(Dataset excerpts)
■ ■ ■

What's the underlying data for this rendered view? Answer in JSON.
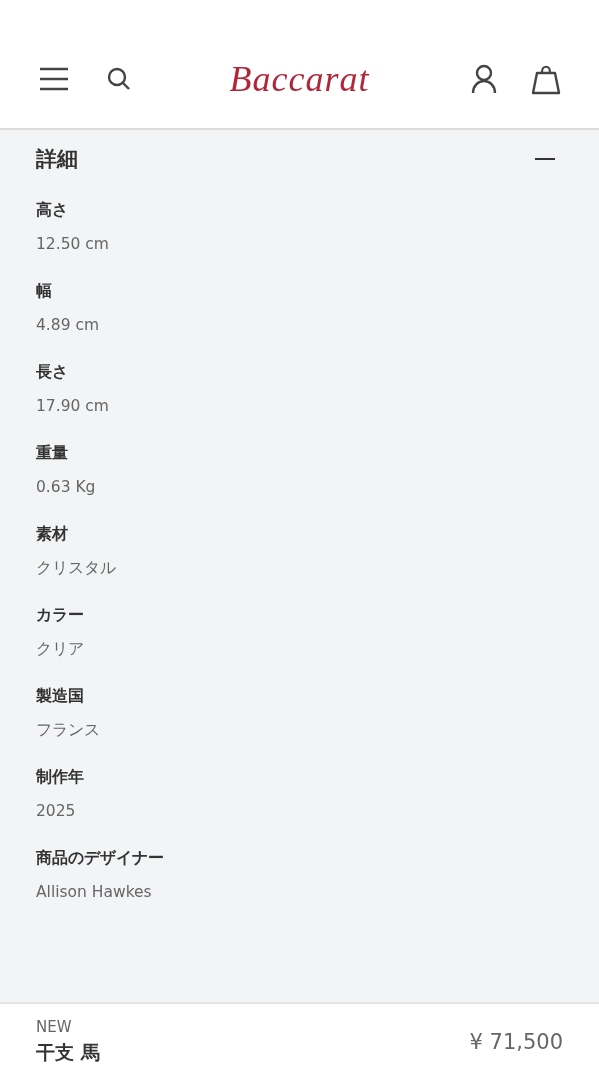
{
  "header": {
    "logo": "Baccarat"
  },
  "details": {
    "title": "詳細",
    "expanded": true,
    "specs": [
      {
        "label": "高さ",
        "value": "12.50 cm"
      },
      {
        "label": "幅",
        "value": "4.89 cm"
      },
      {
        "label": "長さ",
        "value": "17.90 cm"
      },
      {
        "label": "重量",
        "value": "0.63 Kg"
      },
      {
        "label": "素材",
        "value": "クリスタル"
      },
      {
        "label": "カラー",
        "value": "クリア"
      },
      {
        "label": "製造国",
        "value": "フランス"
      },
      {
        "label": "制作年",
        "value": "2025"
      },
      {
        "label": "商品のデザイナー",
        "value": "Allison Hawkes"
      }
    ]
  },
  "product_bar": {
    "badge": "NEW",
    "name": "干支 馬",
    "price": "¥ 71,500"
  }
}
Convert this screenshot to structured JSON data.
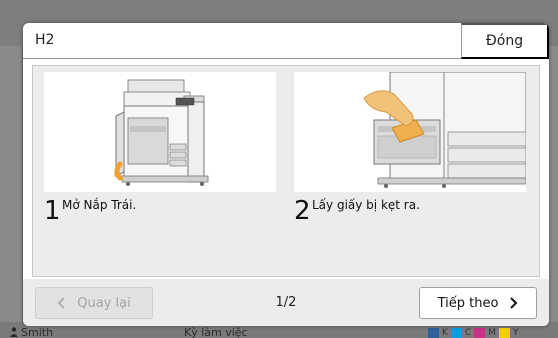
{
  "dialog": {
    "title": "H2",
    "close_label": "Đóng",
    "steps": [
      {
        "number": "1",
        "text": "Mở Nắp Trái."
      },
      {
        "number": "2",
        "text": "Lấy giấy bị kẹt ra."
      }
    ],
    "back_label": "Quay lại",
    "next_label": "Tiếp theo",
    "page_indicator": "1/2"
  },
  "background": {
    "user_name": "Smith",
    "job_label": "Kỳ làm việc",
    "swatch_labels": [
      "K",
      "C",
      "M",
      "Y"
    ]
  },
  "colors": {
    "accent_orange": "#f0a030",
    "disabled_text": "#a4a4a4",
    "swatch_k": "#333333",
    "swatch_c": "#00a0e0",
    "swatch_m": "#d0308a",
    "swatch_y": "#f2d000"
  }
}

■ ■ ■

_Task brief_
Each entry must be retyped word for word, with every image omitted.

_Answer to this problem_
What's the underlying data for this rendered view? Answer in JSON.
{
  "header": {
    "logo": "Baccarat"
  },
  "details": {
    "title": "詳細",
    "expanded": true,
    "specs": [
      {
        "label": "高さ",
        "value": "12.50 cm"
      },
      {
        "label": "幅",
        "value": "4.89 cm"
      },
      {
        "label": "長さ",
        "value": "17.90 cm"
      },
      {
        "label": "重量",
        "value": "0.63 Kg"
      },
      {
        "label": "素材",
        "value": "クリスタル"
      },
      {
        "label": "カラー",
        "value": "クリア"
      },
      {
        "label": "製造国",
        "value": "フランス"
      },
      {
        "label": "制作年",
        "value": "2025"
      },
      {
        "label": "商品のデザイナー",
        "value": "Allison Hawkes"
      }
    ]
  },
  "product_bar": {
    "badge": "NEW",
    "name": "干支 馬",
    "price": "¥ 71,500"
  }
}
Convert this screenshot to structured JSON data.
{
  "dialog": {
    "title": "H2",
    "close_label": "Đóng",
    "steps": [
      {
        "number": "1",
        "text": "Mở Nắp Trái."
      },
      {
        "number": "2",
        "text": "Lấy giấy bị kẹt ra."
      }
    ],
    "back_label": "Quay lại",
    "next_label": "Tiếp theo",
    "page_indicator": "1/2"
  },
  "background": {
    "user_name": "Smith",
    "job_label": "Kỳ làm việc",
    "swatch_labels": [
      "K",
      "C",
      "M",
      "Y"
    ]
  },
  "colors": {
    "accent_orange": "#f0a030",
    "disabled_text": "#a4a4a4",
    "swatch_k": "#333333",
    "swatch_c": "#00a0e0",
    "swatch_m": "#d0308a",
    "swatch_y": "#f2d000"
  }
}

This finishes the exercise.